Please use this identifier to cite or link to this item: http://hdl.handle.net/1946/10789
Keeping their Cool: Speech vs. Song in British Popular Music

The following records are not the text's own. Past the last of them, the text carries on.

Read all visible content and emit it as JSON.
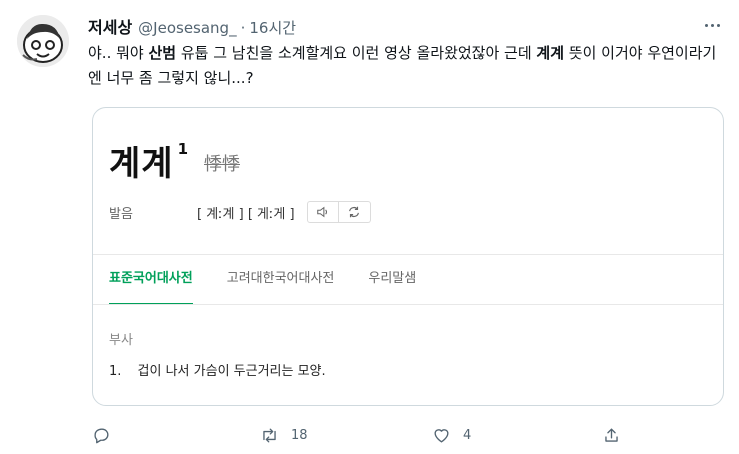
{
  "tweet": {
    "display_name": "저세상",
    "handle": "@Jeosesang_",
    "separator": "·",
    "time": "16시간",
    "text_parts": {
      "p1": "야.. 뭐야 ",
      "b1": "산범",
      "p2": " 유툽 그 남친을 소계할계요 이런 영상 올라왔었잖아 근데 ",
      "b2": "계계",
      "p3": " 뜻이 이거야 우연이라기엔 너무 좀 그렇지 않니...?"
    }
  },
  "card": {
    "word": "계계",
    "superscript": "1",
    "hanja": "悸悸",
    "pron_label": "발음",
    "pron_value": "[ 계ː계 ] [ 게ː게 ]",
    "tabs": [
      "표준국어대사전",
      "고려대한국어대사전",
      "우리말샘"
    ],
    "part_of_speech": "부사",
    "definition_number": "1.",
    "definition": "겁이 나서 가슴이 두근거리는 모양."
  },
  "actions": {
    "reply_count": "",
    "retweet_count": "18",
    "like_count": "4"
  },
  "colors": {
    "accent_green": "#00a05a",
    "secondary_text": "#536471",
    "border": "#cfd9de"
  },
  "icons": [
    "more-icon",
    "speaker-icon",
    "repeat-icon",
    "reply-icon",
    "retweet-icon",
    "like-icon",
    "share-icon"
  ]
}
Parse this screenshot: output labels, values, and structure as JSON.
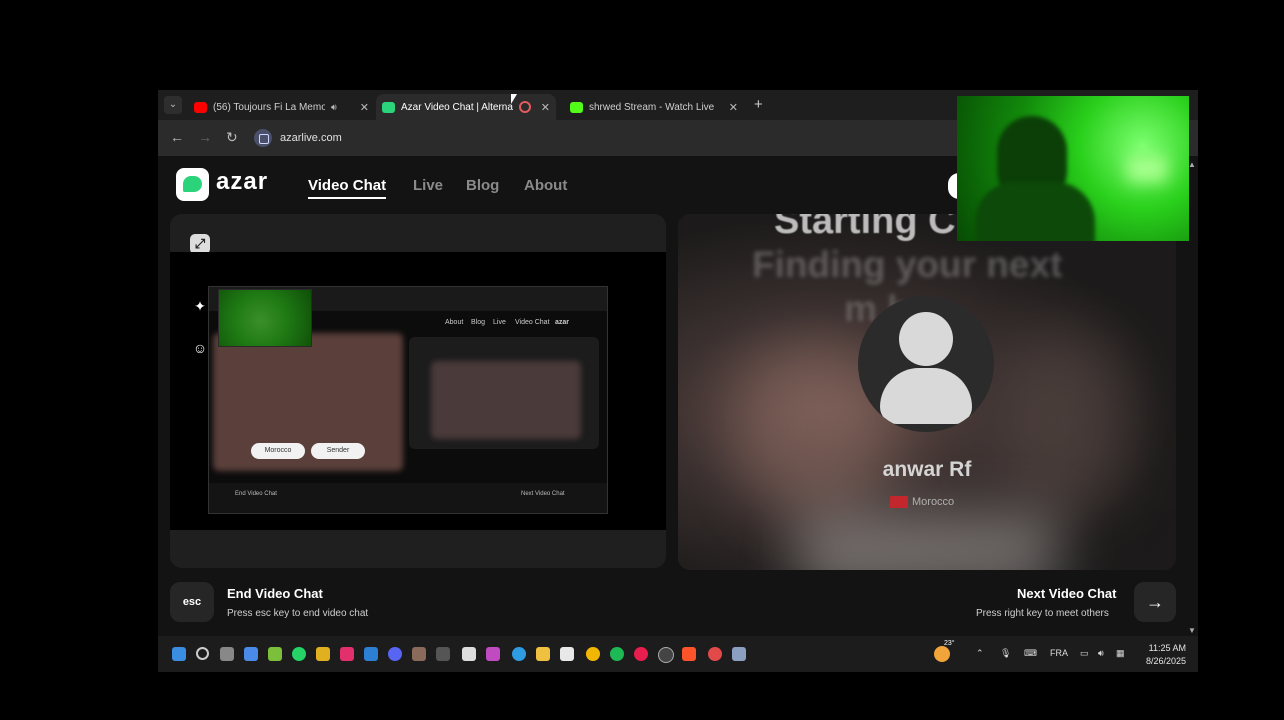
{
  "browser": {
    "tabs": [
      {
        "title": "(56) Toujours Fi La Memoir",
        "favicon_color": "#ff0000",
        "active": false
      },
      {
        "title": "Azar Video Chat | Alternati",
        "favicon_color": "#2bd47a",
        "active": true
      },
      {
        "title": "shrwed Stream - Watch Live on",
        "favicon_color": "#53fc18",
        "active": false
      }
    ],
    "new_tab": "+",
    "url": "azarlive.com"
  },
  "site": {
    "logo": "azar",
    "nav": [
      "Video Chat",
      "Live",
      "Blog",
      "About"
    ],
    "active_nav": "Video Chat"
  },
  "peer": {
    "status_heading": "Starting C",
    "status_sub_1": "Finding your next",
    "status_sub_2": "m   h.",
    "name": "anwar Rf",
    "country": "Morocco",
    "flag_color": "#c1272d"
  },
  "mini_screen": {
    "logo": "azar",
    "nav": [
      "Video Chat",
      "Live",
      "Blog",
      "About"
    ],
    "chip_left": "Morocco",
    "chip_right": "Sender",
    "footer_left": "End Video Chat",
    "footer_right": "Next Video Chat"
  },
  "actions": {
    "esc_key": "esc",
    "end_title": "End Video Chat",
    "end_sub": "Press esc key to end video chat",
    "next_title": "Next Video Chat",
    "next_sub": "Press right key to meet others",
    "next_arrow": "→"
  },
  "taskbar": {
    "weather_temp": "23°",
    "lang": "FRA",
    "time": "11:25 AM",
    "date": "8/26/2025"
  },
  "icons": {
    "expand": "expand-icon",
    "sparkle": "sparkle-icon",
    "smiley": "smiley-icon"
  }
}
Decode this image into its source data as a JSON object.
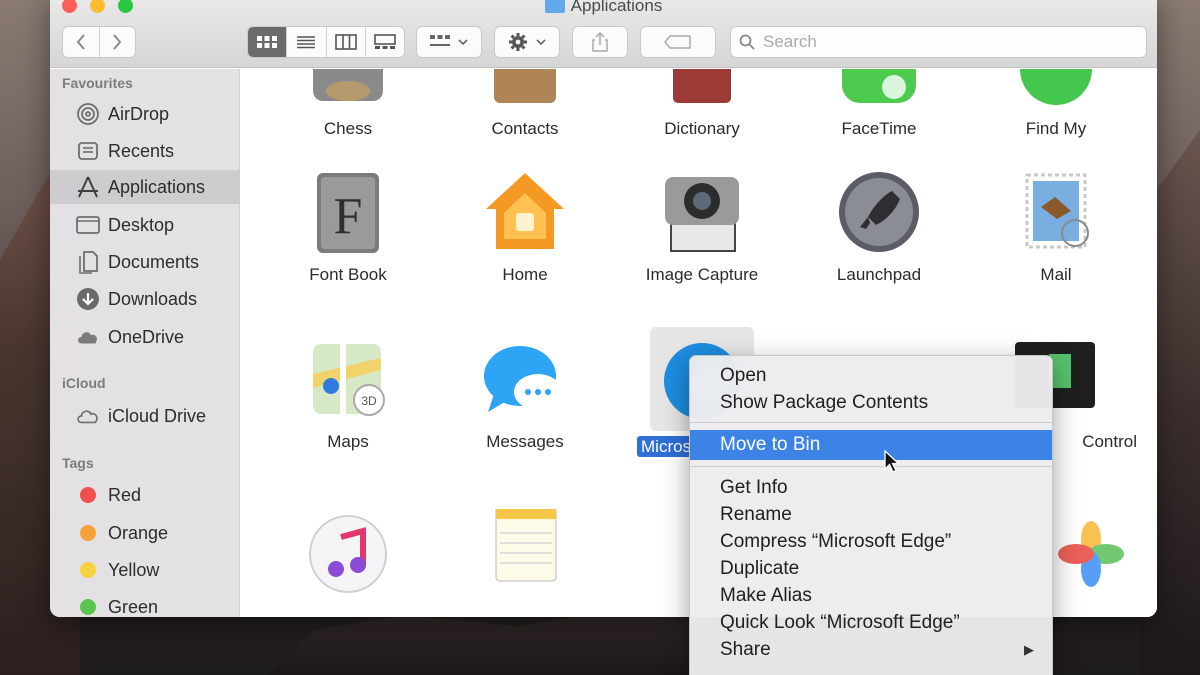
{
  "window": {
    "title": "Applications"
  },
  "toolbar": {
    "back_icon": "chevron-left-icon",
    "forward_icon": "chevron-right-icon",
    "view_modes": [
      "icon-view",
      "list-view",
      "column-view",
      "gallery-view"
    ],
    "active_view": "icon-view",
    "search_placeholder": "Search"
  },
  "sidebar": {
    "favourites_title": "Favourites",
    "favourites": [
      {
        "label": "AirDrop",
        "icon": "airdrop-icon"
      },
      {
        "label": "Recents",
        "icon": "recents-icon"
      },
      {
        "label": "Applications",
        "icon": "applications-icon",
        "selected": true
      },
      {
        "label": "Desktop",
        "icon": "desktop-icon"
      },
      {
        "label": "Documents",
        "icon": "documents-icon"
      },
      {
        "label": "Downloads",
        "icon": "downloads-icon"
      },
      {
        "label": "OneDrive",
        "icon": "cloud-icon"
      }
    ],
    "icloud_title": "iCloud",
    "icloud": [
      {
        "label": "iCloud Drive",
        "icon": "cloud-icon"
      }
    ],
    "tags_title": "Tags",
    "tags": [
      {
        "label": "Red",
        "color": "#f0504b"
      },
      {
        "label": "Orange",
        "color": "#f6a13c"
      },
      {
        "label": "Yellow",
        "color": "#f7d23e"
      },
      {
        "label": "Green",
        "color": "#5cc550"
      }
    ]
  },
  "apps": {
    "row1": [
      "Chess",
      "Contacts",
      "Dictionary",
      "FaceTime",
      "Find My"
    ],
    "row2": [
      "Font Book",
      "Home",
      "Image Capture",
      "Launchpad",
      "Mail"
    ],
    "row3": [
      "Maps",
      "Messages",
      "Micros",
      "",
      "Control"
    ],
    "selected_app": "Micros"
  },
  "context_menu": {
    "group1": [
      "Open",
      "Show Package Contents"
    ],
    "highlighted": "Move to Bin",
    "group2": [
      "Get Info",
      "Rename",
      "Compress “Microsoft Edge”",
      "Duplicate",
      "Make Alias",
      "Quick Look “Microsoft Edge”",
      "Share"
    ]
  },
  "colors": {
    "highlight": "#3c83e5",
    "folder": "#62a8ea",
    "sidebar_bg": "#e3e1e3"
  }
}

This paper discusses the difference between a singer's singing pronunciation and their speaking accent. Two singers are discussed with this in mind, Adele Laurie Blue Adkins and John Lyndon (a.k.a. Johnny Rotten), who both grew up in Tottenham, although 32 years apart, and therefore have a similar dialectal background. It is apparent that their singing and speech pronunciation is not the same, but just how different is therefore the subject of this paper. Various factors outside phonetics are shown to be the probable cause of this difference, such as the socio-political climate in London in the late 1970s and the development of 20th century popular music. With regard to phonetics, the paper includes a discussion on London English, namely Estuary English and Cockney, as well as 'BBC English' or RP (Received Pronunciation). Furthermore, the paper touches upon the debate concerning Estuary English: how it should be defined and how it relates to RP and Cockney. In order to realize which dialect of English Adele and Johnny actually speak, their pronunciation is examined by comparing the phonetic variables they display in interviews (found in Appendices I and III) with known variables of each of the above mentioned dialects. With regard to their singing pronunciation, the notions of 'cool' and 'coolness' are used in order to explain what inspires and influences the two singers. This is done because what one thinks is cool can affect a singers singing pronunciation, although it might not be a fully conscious process.